“I was immediately mesmerized . . . as brilliant as it is haunting.” —Toni Morrison
In 1940s apartheid South Africa, Milla de Wet discovers a child abandoned in the fields of her family farm. Ignoring the warnings of friends and family, Milla brings the girl, Agaat, into her home. But the kindness is fleeting, as Milla makes Agaat her maidservant and, later, a nanny for her son. At turns cruel and tender, this relationship between a wealthy white woman and her Black maidservant is constantly fraught and shaped by a rigid social order.
Decades later, Milla is confined to her bed with ALS, and is quickly losing her ability to communicate. Her family has fallen apart, her country is on the brink of change, and all she has left are her memories—and a reckoning with the only person who remains by her side: Agaat.
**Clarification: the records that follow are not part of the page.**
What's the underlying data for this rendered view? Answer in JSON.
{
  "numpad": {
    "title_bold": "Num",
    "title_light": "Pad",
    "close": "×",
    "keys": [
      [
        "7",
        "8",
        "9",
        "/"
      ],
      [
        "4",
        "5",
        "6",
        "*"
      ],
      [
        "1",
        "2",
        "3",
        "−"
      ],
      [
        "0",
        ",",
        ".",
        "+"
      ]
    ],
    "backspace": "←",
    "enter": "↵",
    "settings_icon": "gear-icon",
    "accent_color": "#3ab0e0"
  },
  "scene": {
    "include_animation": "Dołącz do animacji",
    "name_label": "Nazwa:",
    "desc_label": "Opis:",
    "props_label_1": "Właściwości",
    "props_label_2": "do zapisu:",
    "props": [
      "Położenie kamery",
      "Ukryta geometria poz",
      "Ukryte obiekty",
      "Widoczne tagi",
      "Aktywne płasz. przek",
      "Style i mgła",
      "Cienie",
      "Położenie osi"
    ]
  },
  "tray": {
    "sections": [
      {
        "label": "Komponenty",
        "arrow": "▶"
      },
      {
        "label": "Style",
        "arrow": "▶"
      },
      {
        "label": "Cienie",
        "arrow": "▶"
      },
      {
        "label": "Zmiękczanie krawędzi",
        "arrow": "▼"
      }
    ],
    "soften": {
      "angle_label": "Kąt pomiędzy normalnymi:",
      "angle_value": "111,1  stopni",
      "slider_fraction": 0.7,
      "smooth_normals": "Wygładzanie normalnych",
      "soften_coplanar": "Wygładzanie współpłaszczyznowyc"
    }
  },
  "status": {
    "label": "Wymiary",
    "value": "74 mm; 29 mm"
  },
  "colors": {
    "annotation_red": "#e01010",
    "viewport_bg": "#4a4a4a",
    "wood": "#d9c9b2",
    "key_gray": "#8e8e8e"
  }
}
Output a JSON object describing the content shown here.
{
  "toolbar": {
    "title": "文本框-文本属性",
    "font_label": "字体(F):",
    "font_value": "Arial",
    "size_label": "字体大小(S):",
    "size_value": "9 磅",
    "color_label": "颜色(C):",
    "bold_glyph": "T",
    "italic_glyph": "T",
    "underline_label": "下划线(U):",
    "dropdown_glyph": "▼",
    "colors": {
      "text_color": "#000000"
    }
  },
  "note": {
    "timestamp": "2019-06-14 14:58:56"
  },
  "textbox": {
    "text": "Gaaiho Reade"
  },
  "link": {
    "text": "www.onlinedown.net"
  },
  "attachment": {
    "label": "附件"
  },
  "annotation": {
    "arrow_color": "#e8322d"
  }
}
In complex and devastating ways, the power shifts between the two women, mirroring the historic upheavals happening around them and revealing a shared lifetime of hopes, sacrifices, and control.
Hailed as an international masterpiece, Marlene van Niekerk’s Agaat is a haunting and deeply layered saga of resilience, loyalty, betrayal, and how the passage of time cannot heal all wounds.